TASK TO COMPLETE — In the records below, tally every line containing "Smith". Report only the total.

++++++++

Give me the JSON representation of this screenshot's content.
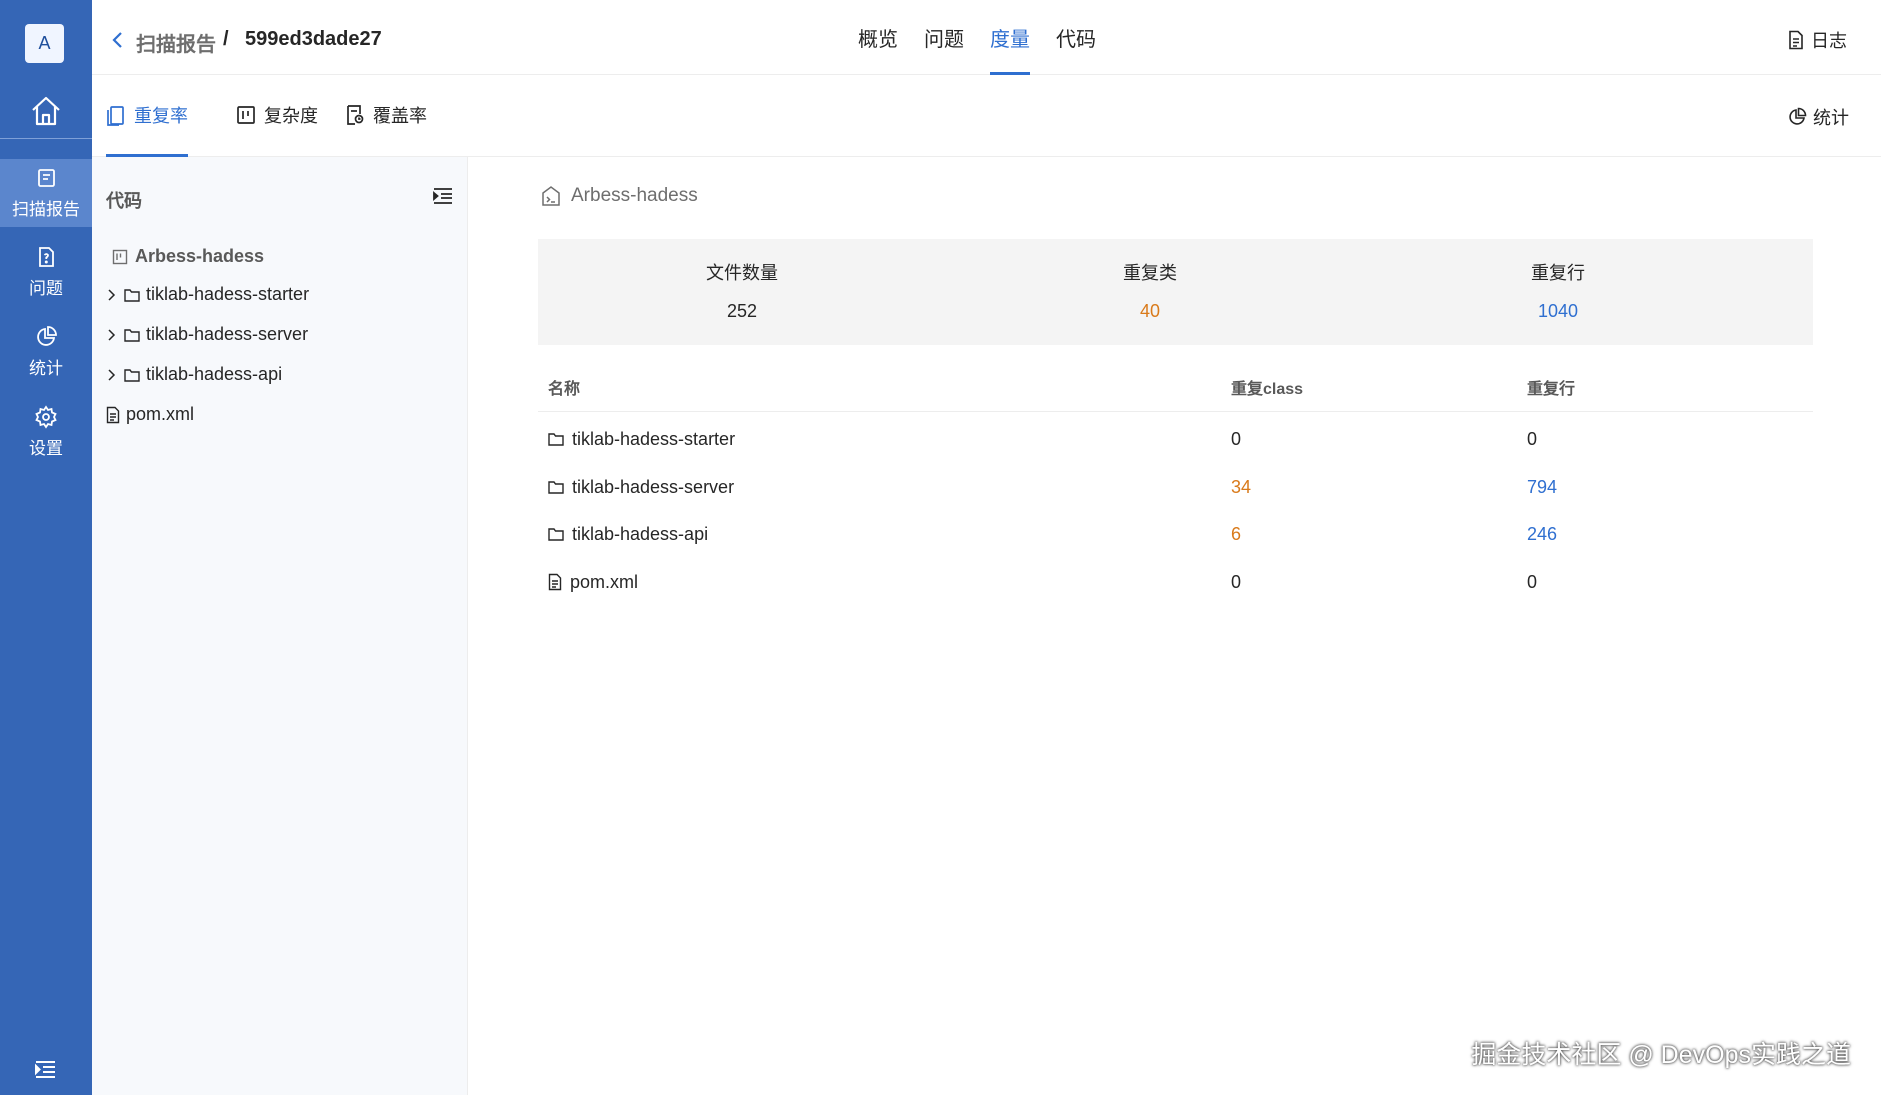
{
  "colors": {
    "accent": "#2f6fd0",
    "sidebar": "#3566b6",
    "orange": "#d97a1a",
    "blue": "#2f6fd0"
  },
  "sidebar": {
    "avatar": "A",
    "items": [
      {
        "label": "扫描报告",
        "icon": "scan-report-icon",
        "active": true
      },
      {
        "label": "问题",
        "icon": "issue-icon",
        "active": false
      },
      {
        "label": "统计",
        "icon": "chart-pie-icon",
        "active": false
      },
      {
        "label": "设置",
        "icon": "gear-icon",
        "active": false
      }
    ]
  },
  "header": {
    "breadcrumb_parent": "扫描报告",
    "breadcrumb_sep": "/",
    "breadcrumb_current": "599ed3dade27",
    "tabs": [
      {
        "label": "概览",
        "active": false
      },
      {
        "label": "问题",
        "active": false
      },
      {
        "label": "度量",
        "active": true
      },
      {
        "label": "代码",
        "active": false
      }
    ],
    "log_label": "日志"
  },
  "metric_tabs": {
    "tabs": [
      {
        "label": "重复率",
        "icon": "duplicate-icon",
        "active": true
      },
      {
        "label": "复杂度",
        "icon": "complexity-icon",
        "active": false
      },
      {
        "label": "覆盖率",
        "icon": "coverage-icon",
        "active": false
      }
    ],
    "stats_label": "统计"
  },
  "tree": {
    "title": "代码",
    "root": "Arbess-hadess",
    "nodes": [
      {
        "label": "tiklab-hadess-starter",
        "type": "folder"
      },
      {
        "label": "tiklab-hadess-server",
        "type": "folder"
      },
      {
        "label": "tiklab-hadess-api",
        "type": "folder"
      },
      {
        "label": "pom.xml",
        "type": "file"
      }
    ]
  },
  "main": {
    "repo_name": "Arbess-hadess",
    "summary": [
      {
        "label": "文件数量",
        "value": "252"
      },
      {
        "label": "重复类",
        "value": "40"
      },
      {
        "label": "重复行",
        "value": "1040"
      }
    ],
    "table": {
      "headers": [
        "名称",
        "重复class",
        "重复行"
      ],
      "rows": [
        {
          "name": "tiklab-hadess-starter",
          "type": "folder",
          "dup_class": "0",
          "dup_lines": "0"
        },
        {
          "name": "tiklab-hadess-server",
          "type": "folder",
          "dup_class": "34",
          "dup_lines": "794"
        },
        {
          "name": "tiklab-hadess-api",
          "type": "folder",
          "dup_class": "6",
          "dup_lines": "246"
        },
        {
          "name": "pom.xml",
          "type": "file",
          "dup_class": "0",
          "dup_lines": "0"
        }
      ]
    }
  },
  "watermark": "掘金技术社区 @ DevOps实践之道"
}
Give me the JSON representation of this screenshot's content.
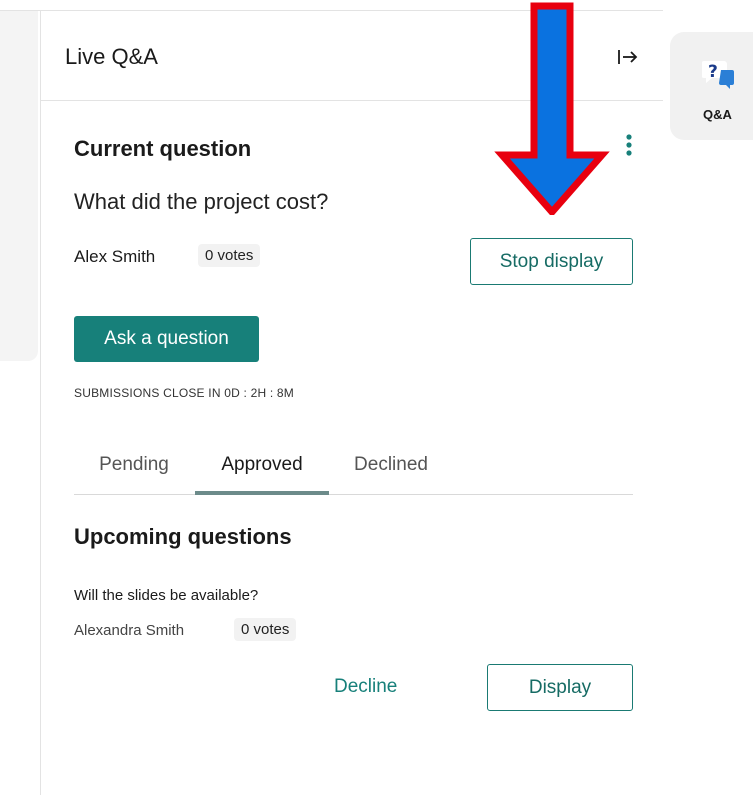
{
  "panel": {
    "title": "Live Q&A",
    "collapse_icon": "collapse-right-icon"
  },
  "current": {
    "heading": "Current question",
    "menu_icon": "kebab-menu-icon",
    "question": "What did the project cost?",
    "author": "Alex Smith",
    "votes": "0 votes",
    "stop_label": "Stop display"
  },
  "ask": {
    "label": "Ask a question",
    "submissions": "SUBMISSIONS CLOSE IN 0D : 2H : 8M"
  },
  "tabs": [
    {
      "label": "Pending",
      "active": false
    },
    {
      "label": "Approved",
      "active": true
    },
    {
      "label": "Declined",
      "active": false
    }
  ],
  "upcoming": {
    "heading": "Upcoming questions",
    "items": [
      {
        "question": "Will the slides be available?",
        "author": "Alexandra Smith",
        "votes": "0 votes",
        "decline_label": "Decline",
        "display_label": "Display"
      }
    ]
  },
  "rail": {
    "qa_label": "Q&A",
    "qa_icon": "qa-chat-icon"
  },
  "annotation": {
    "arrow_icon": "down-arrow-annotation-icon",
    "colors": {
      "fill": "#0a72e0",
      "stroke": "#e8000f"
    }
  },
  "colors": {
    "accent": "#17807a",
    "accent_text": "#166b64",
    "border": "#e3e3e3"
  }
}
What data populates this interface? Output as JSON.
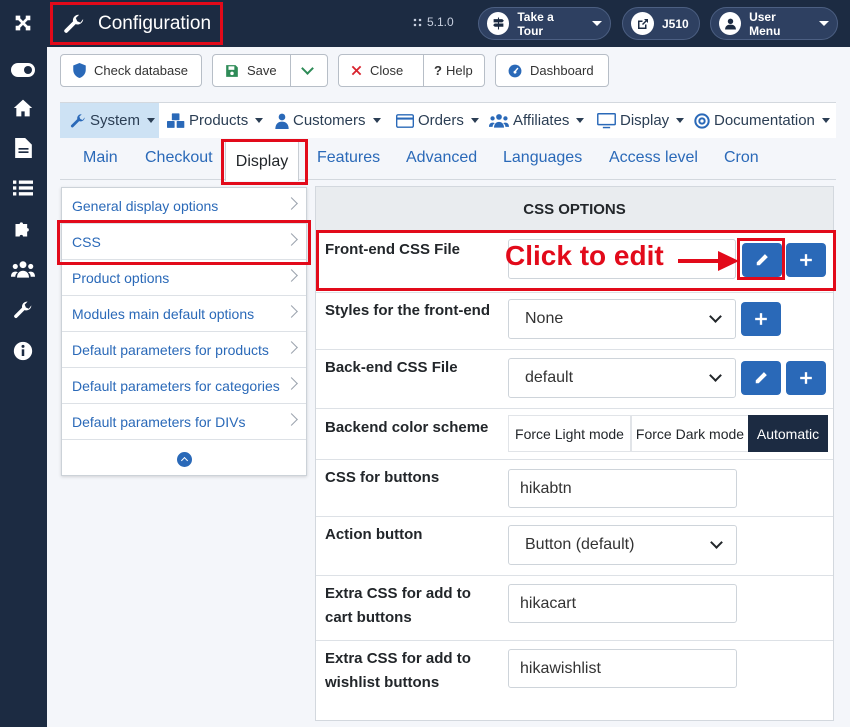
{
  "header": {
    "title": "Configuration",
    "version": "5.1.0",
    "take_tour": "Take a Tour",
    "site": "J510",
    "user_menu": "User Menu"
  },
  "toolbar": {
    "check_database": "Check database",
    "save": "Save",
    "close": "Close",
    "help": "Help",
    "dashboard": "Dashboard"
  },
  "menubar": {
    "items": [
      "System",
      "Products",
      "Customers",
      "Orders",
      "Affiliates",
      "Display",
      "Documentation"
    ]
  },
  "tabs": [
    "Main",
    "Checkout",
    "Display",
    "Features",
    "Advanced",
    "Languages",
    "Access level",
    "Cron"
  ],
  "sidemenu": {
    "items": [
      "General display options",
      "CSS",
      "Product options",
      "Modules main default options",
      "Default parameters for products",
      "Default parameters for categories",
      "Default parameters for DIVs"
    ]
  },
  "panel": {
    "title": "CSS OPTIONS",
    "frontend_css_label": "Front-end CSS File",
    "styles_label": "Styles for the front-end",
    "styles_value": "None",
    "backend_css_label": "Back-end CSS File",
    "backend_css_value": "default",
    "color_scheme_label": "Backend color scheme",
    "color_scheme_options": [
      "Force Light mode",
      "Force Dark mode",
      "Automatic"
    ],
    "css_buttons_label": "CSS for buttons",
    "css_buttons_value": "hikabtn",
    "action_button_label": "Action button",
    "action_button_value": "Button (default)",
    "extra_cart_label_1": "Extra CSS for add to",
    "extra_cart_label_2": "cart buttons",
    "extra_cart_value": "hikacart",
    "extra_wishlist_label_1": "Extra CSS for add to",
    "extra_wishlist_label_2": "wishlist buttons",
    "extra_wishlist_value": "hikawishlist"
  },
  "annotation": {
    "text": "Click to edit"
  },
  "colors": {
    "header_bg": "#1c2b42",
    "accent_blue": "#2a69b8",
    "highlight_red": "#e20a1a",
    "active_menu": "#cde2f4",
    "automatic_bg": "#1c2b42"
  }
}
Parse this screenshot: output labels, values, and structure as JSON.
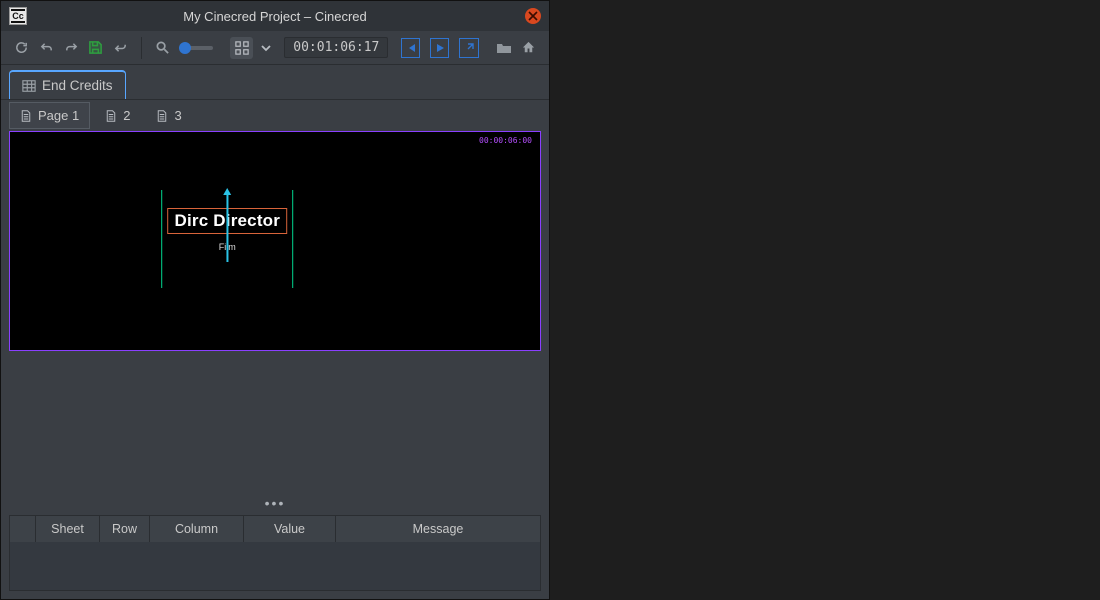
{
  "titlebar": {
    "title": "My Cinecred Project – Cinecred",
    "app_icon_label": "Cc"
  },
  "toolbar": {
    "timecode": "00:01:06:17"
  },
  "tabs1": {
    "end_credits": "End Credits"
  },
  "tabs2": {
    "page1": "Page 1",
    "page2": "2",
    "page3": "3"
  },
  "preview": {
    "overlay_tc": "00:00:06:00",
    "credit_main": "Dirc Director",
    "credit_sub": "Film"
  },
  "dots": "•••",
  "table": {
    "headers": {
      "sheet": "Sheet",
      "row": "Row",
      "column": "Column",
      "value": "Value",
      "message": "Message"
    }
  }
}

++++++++

THE ANSWER — 2